Meanwhile, their colleague Charlie is behaving oddly, borrowing Mma Ramotswe’s van and returning it in an unusual condition. Digging a little deeper, the explanation is both strange and extraordinary, and takes Charlie, along with Mma Ramotswe’s husband, Mr J. L. B. Matekoni, on a hair-raising night-time expedition.
In the end, Precious is reminded of the need to view a picture from every angle, to accept the imperfections in people and situations, and then find a solution – preferably over a delicious slice of her friend Mma Potokwani’s fruit cake.
Precious Ramotswe, owner and only begetter of the No. 1 Ladies’ Detective Agency – established to deal with the problems of ladies, and others – looked across her office towards the desk occupied by Grace Makutsi, former secretary and distinguished graduate – with ninety-seven per cent in the final examinations – of the Botswana Secretarial College. The sun was streaming through the high window behind Mma Ramotswe’s desk, sending a narrow butter-yellow beam to illuminate small particles of floating dust, just perceptible, feather-light, moving up and down, sometimes sliding sideways in obedience to the invisible currents in the room. But for the most part the air was still – it being that sort of day, sluggish and non-committal. The sort of day on which something might happen, but was more likely not to.
It was not unusual for Mma Ramotswe to look up and see Mma Makutsi staring back at her; and the same thing might be said for Mma Makutsi, who would suddenly lift her gaze from the papers in front of her and notice Mma Ramotswe watching her thoughtfully. Neither minded this – indeed, both were used to it, and when either of them was out of the office for whatever reason, the other would find that she missed seeing her colleague there at her desk when she looked up. This was particularly true for Mma Makutsi, for whom Mma Ramotswe was a reassuring presence every bit as significant, every bit as reassuring, as the great rock dome of Kgale Hill on the outskirts of town, or the deep waters of the Limpopo River, just a few hours off to the east, or the sandhills of the Kalahari over to the west. These were all geographical facts, just as Mma Ramotswe herself seemed to be a geographical fact. She was simply there – as predictable and as constant as any of these things. And her voice was as familiar and as loved as the voice of the doves inhabiting the acacia tree behind Tlokweng Road Speedy Motors; indeed, she would not have been surprised had Mma Ramotswe suddenly started to coo, just as those doves did. Mma Makutsi could not imagine Botswana without those doves, and she could not imagine it without Mma Ramotswe; if she were not there, then it would be just any other country; with her it was something special – it was Mma Ramotswe’s place, a place bathed in the warmth of her presence as effectively as the sun blesses the land each morning with its warming rays.

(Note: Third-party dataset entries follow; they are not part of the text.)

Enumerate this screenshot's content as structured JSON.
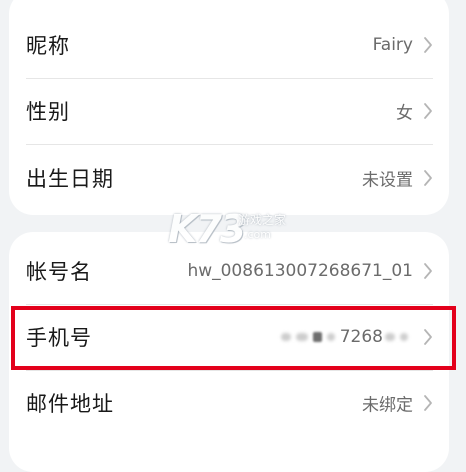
{
  "profile": {
    "nickname": {
      "label": "昵称",
      "value": "Fairy"
    },
    "gender": {
      "label": "性别",
      "value": "女"
    },
    "birthday": {
      "label": "出生日期",
      "value": "未设置"
    }
  },
  "account": {
    "account_name": {
      "label": "帐号名",
      "value": "hw_008613007268671_01"
    },
    "phone": {
      "label": "手机号",
      "value": "7268"
    },
    "email": {
      "label": "邮件地址",
      "value": "未绑定"
    }
  },
  "watermark": {
    "logo": "K73",
    "site_cn": "游戏之家",
    "site_domain": ".com"
  },
  "colors": {
    "highlight_border": "#e3001b",
    "background": "#f1f3f5",
    "card": "#ffffff"
  },
  "icons": {
    "row_chevron": "chevron-right-icon"
  }
}
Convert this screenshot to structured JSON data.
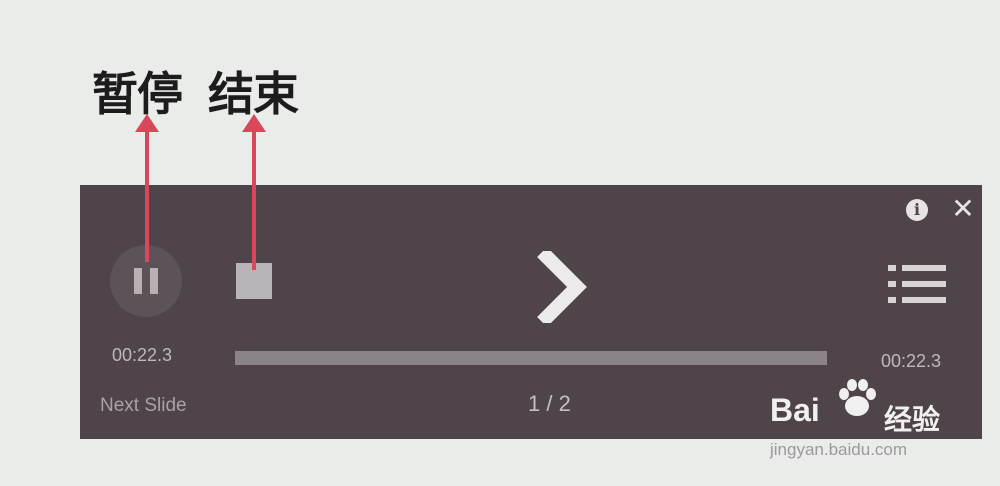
{
  "annotations": {
    "pause_label": "暂停",
    "stop_label": "结束",
    "arrow_color": "#d9475a"
  },
  "player": {
    "elapsed_time": "00:22.3",
    "total_time": "00:22.3",
    "next_slide_label": "Next Slide",
    "slide_counter": "1 / 2",
    "progress_percent": 100,
    "background_color": "#4e444a",
    "icons": [
      "pause-icon",
      "stop-icon",
      "next-arrow-icon",
      "slide-list-icon",
      "info-icon",
      "close-icon"
    ]
  },
  "watermark": {
    "logo_text": "Bai",
    "logo_suffix": "经验",
    "url": "jingyan.baidu.com"
  }
}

To everything there is a season and a time for every purpose; it is summer in Scotland Street (as it always is) and for the habitués of Edinburgh’s favourite street some extraordinary adventures lie in waiting. Join Bertie, Irene, Stuart and all the rest for another 44 Scotland Street tale.

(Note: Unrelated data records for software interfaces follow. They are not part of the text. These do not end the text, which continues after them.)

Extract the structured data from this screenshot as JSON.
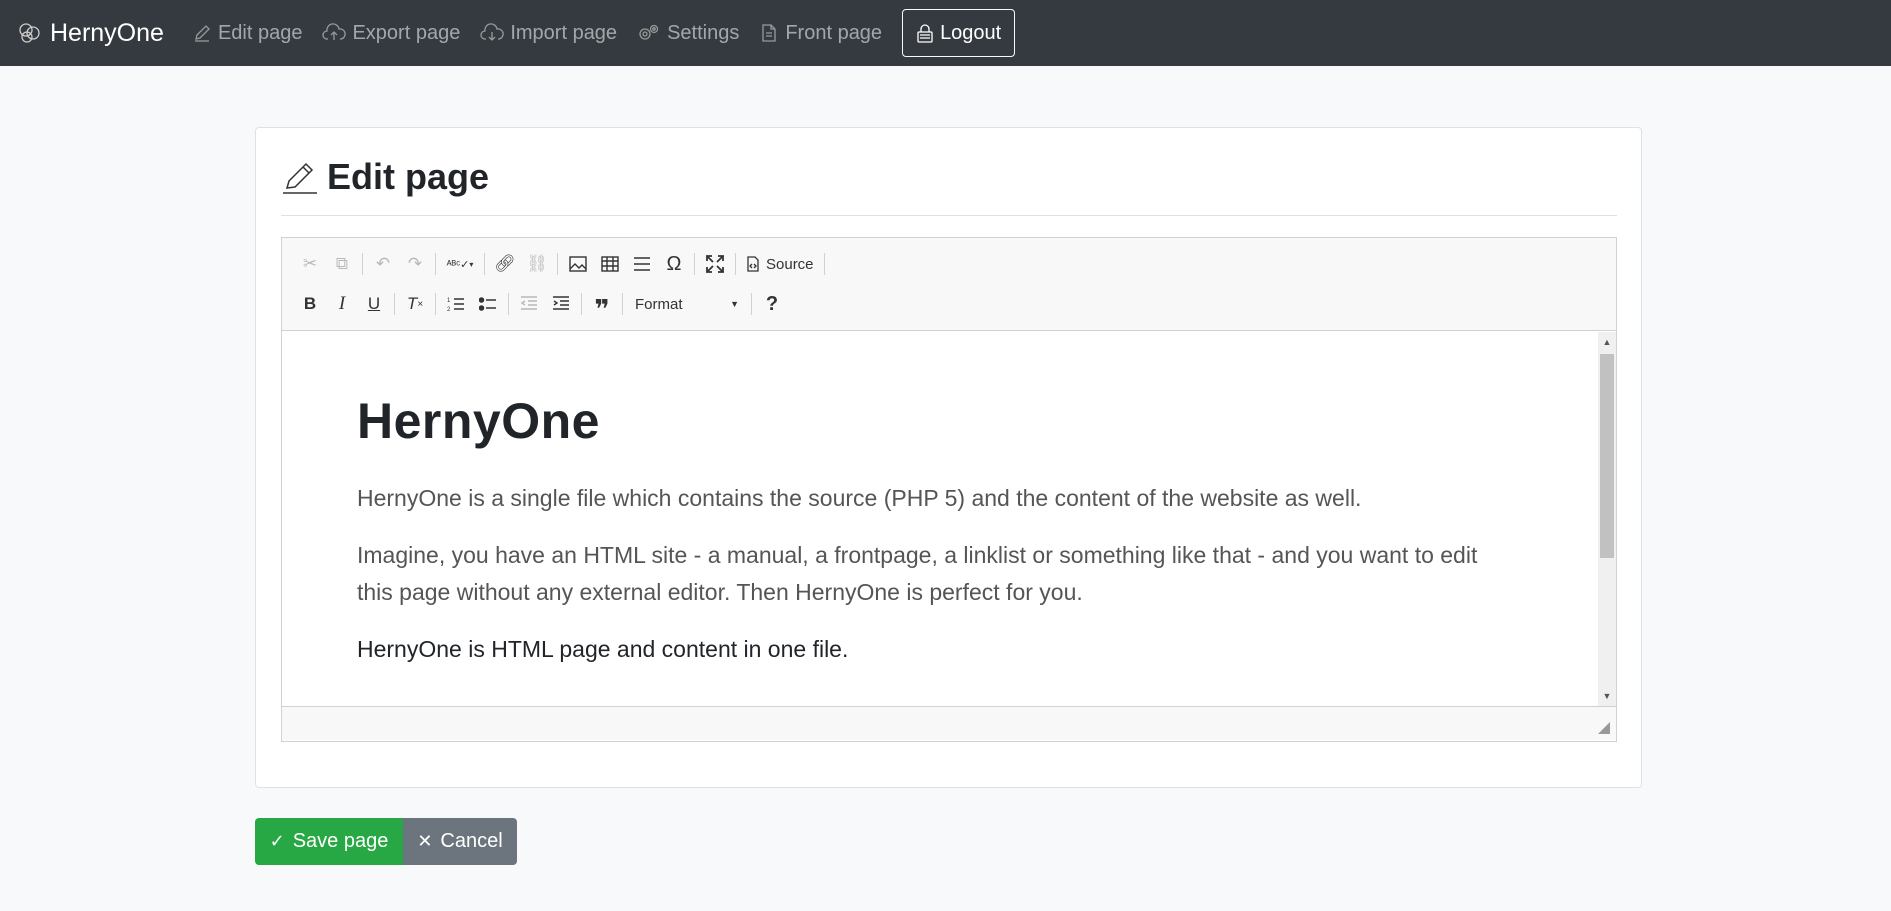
{
  "navbar": {
    "brand": "HernyOne",
    "items": [
      {
        "label": "Edit page",
        "icon": "pencil-icon"
      },
      {
        "label": "Export page",
        "icon": "cloud-upload-icon"
      },
      {
        "label": "Import page",
        "icon": "cloud-download-icon"
      },
      {
        "label": "Settings",
        "icon": "gears-icon"
      },
      {
        "label": "Front page",
        "icon": "document-icon"
      }
    ],
    "logout_label": "Logout"
  },
  "card": {
    "title": "Edit page"
  },
  "editor": {
    "toolbar": {
      "source_label": "Source",
      "format_label": "Format"
    },
    "content": {
      "heading": "HernyOne",
      "paragraphs": [
        "HernyOne is a single file which contains the source (PHP 5) and the content of the website as well.",
        "Imagine, you have an HTML site - a manual, a frontpage, a linklist or something like that - and you want to edit this page without any external editor. Then HernyOne is perfect for you.",
        "HernyOne is HTML page and content in one file."
      ]
    }
  },
  "actions": {
    "save_label": "Save page",
    "cancel_label": "Cancel"
  },
  "colors": {
    "navbar_bg": "#343a40",
    "save_bg": "#28a745",
    "cancel_bg": "#6c757d"
  }
}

Take a few minutes to relax and savour the affairs of the world in microcosm, teeming with life’s loves and challenges. Little dramas writ large by the master chronicler of modern life and manners in the latest book in the 44 Scotland Street series, now the world’s longest-running serial novel.